If such debentures are not designated as FVTPL and are therefore subsequently measured at amortised cost, the issuer is required to retrospectively calculate the Effective Interest Rate (EIR) as on the date of issue and compute the amortised cost as at the date of transition based on this EIR. The adjustment arising from the difference between the amortised cost and the carrying amount is to be recognised at the date of transition. To the extent that the issuer had previously utilised the securities premium account, it may credit the adjustment to this account with a corresponding debit to the relevant account that was credited earlier (debenture liability).

Our comments

Redeemable, non-convertible debentures generally do not qualify for designation as FVTPL liabilities. Therefore, issuers may be required to classify and subsequently measure these liabilities at amortised cost under Ind AS. Amortised cost is calculated by applying the EIR to the gross carrying amount and accruing interest expense over the period of the liability.

The EIR is determined on the initial recognition of the financial liability and is the rate that exactly discounts estimated future cash flows through the expected life of the debentures to their amortised cost. The estimate of the expected cash flows used in calculation of the EIR includes fees, transaction costs and all other premiums or discounts. Therefore, the premium payable by the issuer on the redemption of the debentures will form part of the EIR and is consequently recognised as part of interest expense over their life.

Companies that have previously adjusted the entire redemption premium against the securities premium account and recognised the full liability, are therefore required to reverse the unamortised premium expense on transition to Ind AS. This would be subsequently recognised as an interest expense through statement of profit and loss over the remaining period until the redemption of the debentures. This may have a significant impact on the determination of future profits under Ind AS.

Consequently, companies that have issued debentures or preference shares that are redeemable at a premium, and have a significant residual term remaining until maturity should carefully evaluate the impact of this guidance issued by the ITFG.

Additionally, entities should consider whether the borrowing cost from non-convertible debentures qualifies to be capitalised under Ind AS 23, Borrowing Costs.

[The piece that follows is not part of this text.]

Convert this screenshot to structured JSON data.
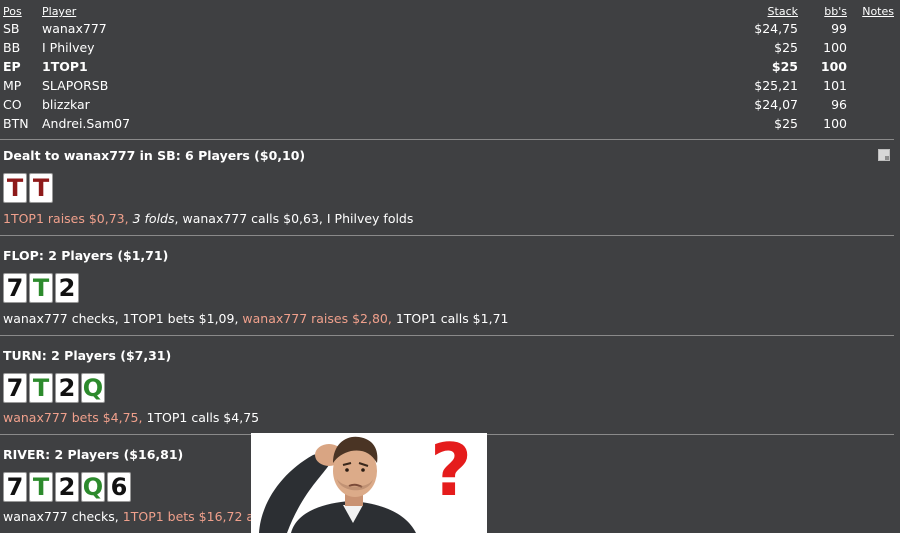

Next steps

Companies that fall within phase 1 of the Ind AS implementation road map issued by the Ministry of Corporate Affairs will prepare their first Ind AS financial statements for the financial year ending 31 March 2017. Several of these companies may be required to disclose their interim financial results under Ind AS for the quarter ended 30 June 2016. The guidance issued by the ICAI through its FAQs and the views of the ITFG should be considered by such companies in computing their opening adjustments and preparing their Ind AS financial statements

To access the text of the:

  • ICAI FAQs on the deemed cost of PPE, please click here.
  • ICAI FAQs on consolidation, please click here.
  • Updated ITFG clarification bulletin 2, please click here.

© 2024 KPMG Assurance and Consulting Services LLP, an Indian Limited Liability Partnership and a member firm of the KPMG global organization of independent member firms affiliated with KPMG International Limited, a private English company limited by guarantee. All rights reserved.

KPMG (Registered) (a partnership firm with Registration No. BA- 62445) converted into KPMG Assurance and Consulting Services LLP (a Limited Liability partnership firm) with LLP Registration No. AAT-0367 with effect from July 23, 2020.

For more detail about the structure of the KPMG global organization please visit https://kpmg.com/governance.

Connect with us

Stay up to date with what matters to you

Gain access to personalized content based on your interests by signing up today